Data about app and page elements

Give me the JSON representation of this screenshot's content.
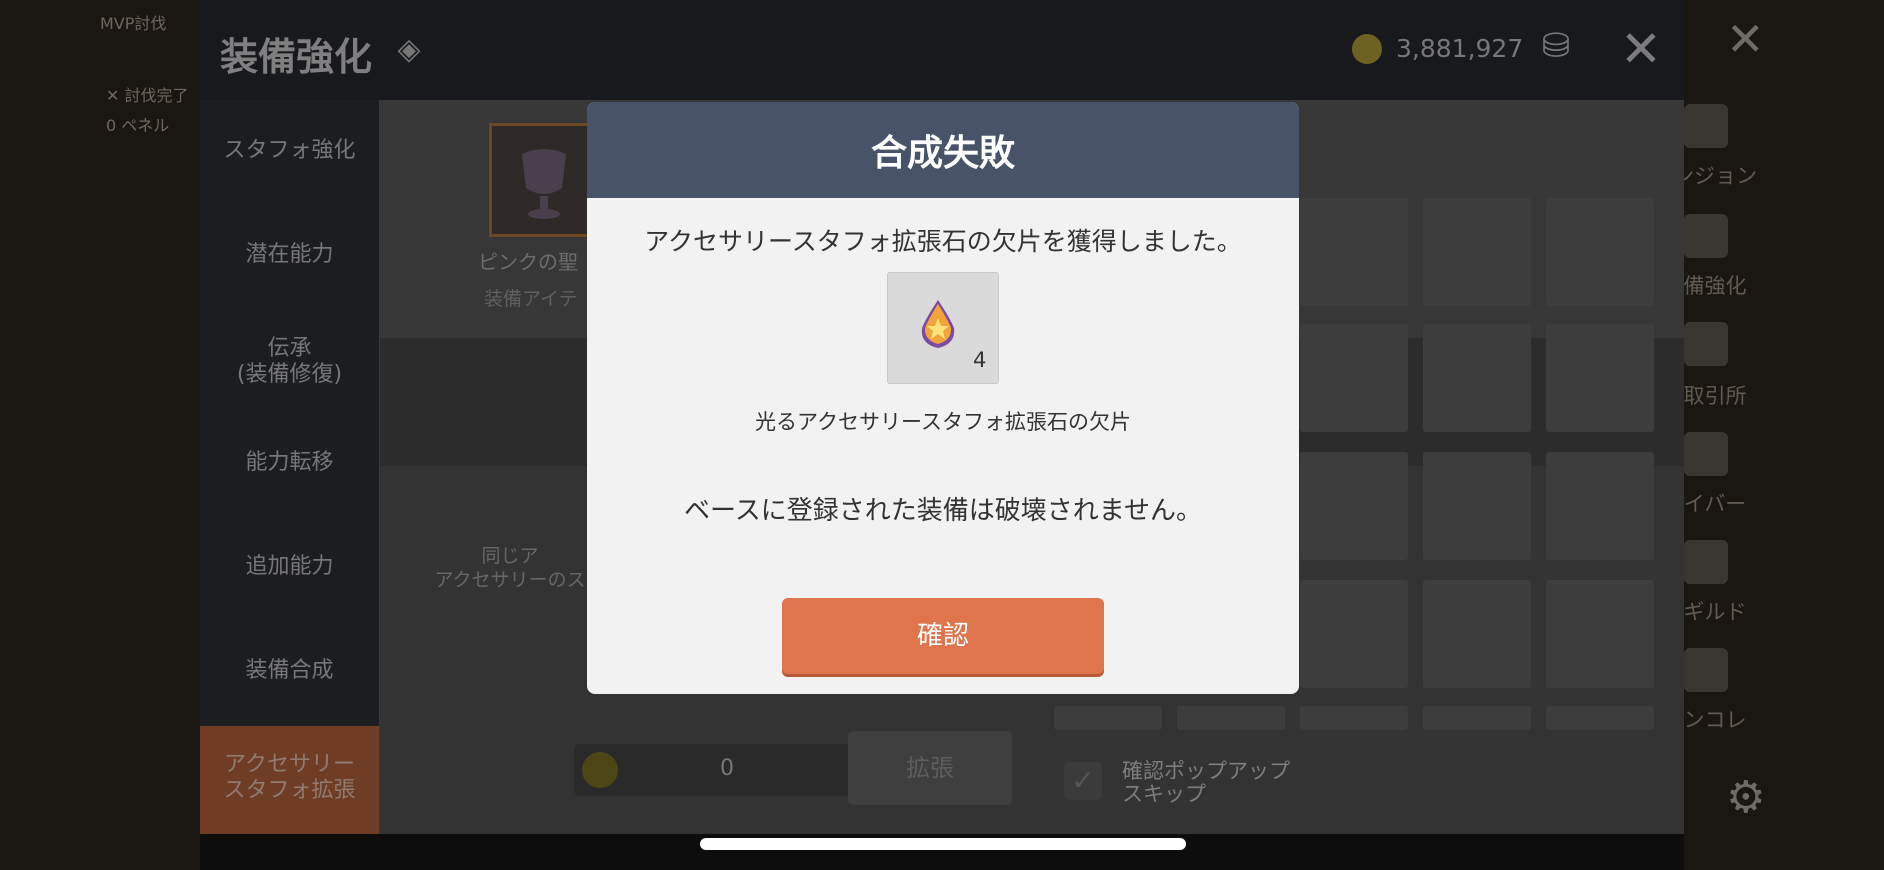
{
  "background": {
    "left_texts": [
      "MVP討伐",
      "✕ 討伐完了",
      "0 ペネル"
    ],
    "right_menu": [
      "ンジョン",
      "備強化",
      "取引所",
      "イバー",
      "ギルド",
      "ンコレ"
    ]
  },
  "header": {
    "title": "装備強化",
    "currency_value": "3,881,927"
  },
  "sidebar": {
    "items": [
      {
        "label": "スタフォ強化"
      },
      {
        "label": "潜在能力"
      },
      {
        "label": "伝承\n(装備修復)"
      },
      {
        "label": "能力転移"
      },
      {
        "label": "追加能力"
      },
      {
        "label": "装備合成"
      },
      {
        "label": "アクセサリー\nスタフォ拡張"
      }
    ]
  },
  "equipment": {
    "name": "ピンクの聖",
    "type": "装備アイテ"
  },
  "description": {
    "line1": "同じア",
    "line2": "アクセサリーのス"
  },
  "cost": {
    "value": "0",
    "button": "拡張"
  },
  "skip": {
    "label": "確認ポップアップ\nスキップ"
  },
  "dialog": {
    "title": "合成失敗",
    "message": "アクセサリースタフォ拡張石の欠片を獲得しました。",
    "item_count": "4",
    "item_name": "光るアクセサリースタフォ拡張石の欠片",
    "note": "ベースに登録された装備は破壊されません。",
    "confirm": "確認"
  },
  "colors": {
    "dialog_header": "#48536a",
    "confirm_button": "#e0744c",
    "active_tab": "#6f3d26"
  }
}
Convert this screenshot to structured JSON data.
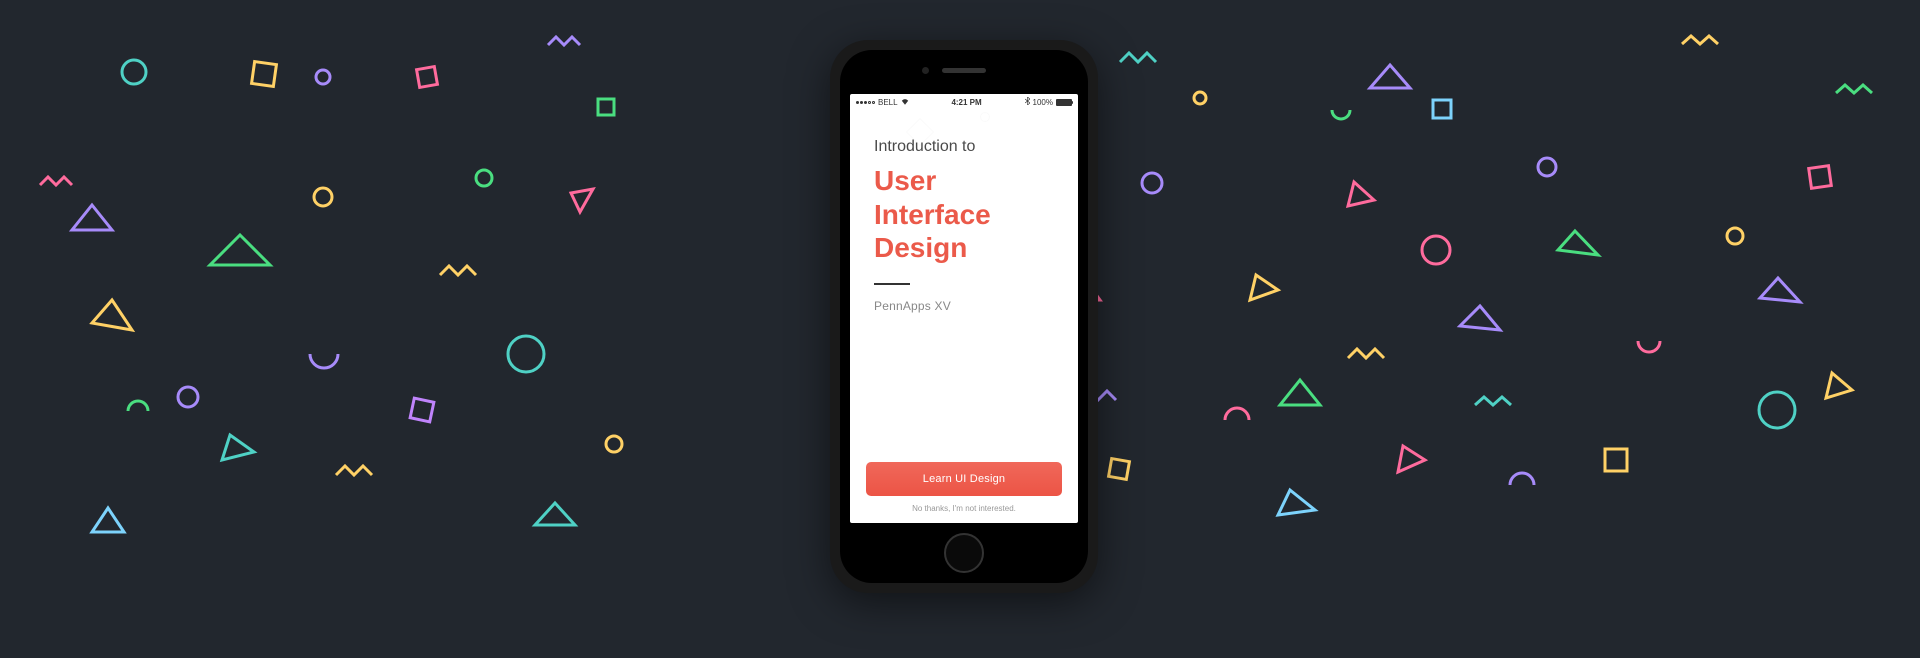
{
  "status_bar": {
    "carrier": "BELL",
    "time": "4:21 PM",
    "battery": "100%"
  },
  "intro_label": "Introduction to",
  "title_line1": "User",
  "title_line2": "Interface",
  "title_line3": "Design",
  "subtitle": "PennApps XV",
  "cta_label": "Learn UI Design",
  "secondary_label": "No thanks, I'm not interested.",
  "colors": {
    "bg": "#22272e",
    "accent": "#eb5a4a"
  }
}
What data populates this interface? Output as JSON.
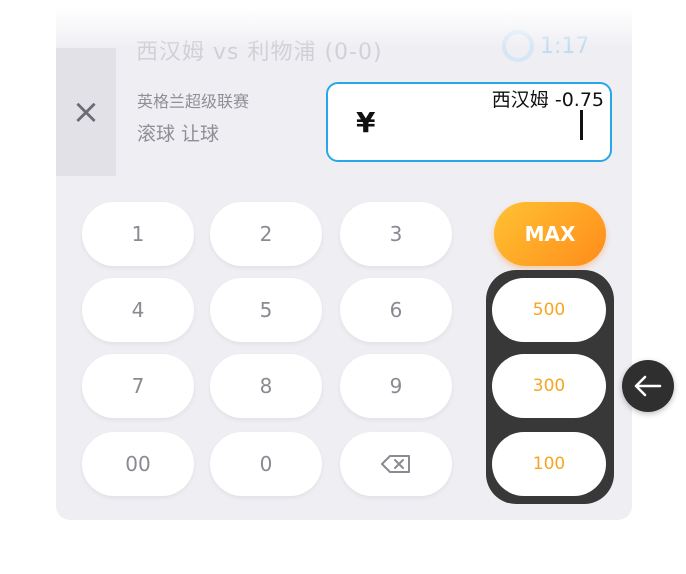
{
  "match": {
    "title": "西汉姆 vs 利物浦 (0-0)",
    "live_time": "1:17"
  },
  "bet": {
    "league": "英格兰超级联赛",
    "type": "滚球 让球",
    "selection": "西汉姆 -0.75",
    "currency": "¥",
    "amount": ""
  },
  "keypad": {
    "keys": [
      "1",
      "2",
      "3",
      "4",
      "5",
      "6",
      "7",
      "8",
      "9",
      "00",
      "0"
    ],
    "backspace_icon": "backspace-icon"
  },
  "quick_amounts": {
    "max_label": "MAX",
    "presets": [
      "500",
      "300",
      "100"
    ]
  },
  "colors": {
    "accent": "#2aa6e8",
    "preset_text": "#f5a623",
    "max_gradient_start": "#ffc233",
    "max_gradient_end": "#ff8c1a"
  }
}
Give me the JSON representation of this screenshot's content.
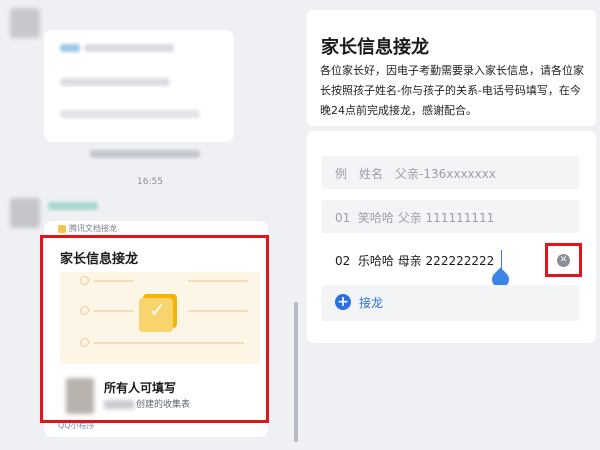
{
  "colors": {
    "highlight": "#e0151b",
    "accent_blue": "#2b6fe0",
    "banner": "#fdf5e6",
    "doc_yellow": "#f5b400"
  },
  "chat": {
    "timestamp": "16:55",
    "mini_app_card": {
      "header_label": "腾讯文档接龙",
      "title": "家长信息接龙",
      "banner_icon": "checkmark-document-icon",
      "form_name": "所有人可填写",
      "form_desc_suffix": "创建的收集表",
      "footer_label": "QQ小程序"
    }
  },
  "form": {
    "title": "家长信息接龙",
    "description": "各位家长好，因电子考勤需要录入家长信息，请各位家长按照孩子姓名-你与孩子的关系-电话号码填写，在今晚24点前完成接龙，感谢配合。",
    "example_row": "例　姓名　父亲-136xxxxxxx",
    "entries": [
      {
        "number": "01",
        "text": "笑哈哈 父亲 111111111"
      },
      {
        "number": "02",
        "text": "乐哈哈 母亲 222222222"
      }
    ],
    "add_label": "接龙",
    "clear_icon": "clear-circle-icon"
  }
}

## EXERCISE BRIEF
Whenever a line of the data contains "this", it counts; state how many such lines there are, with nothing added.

## SOLUTION
4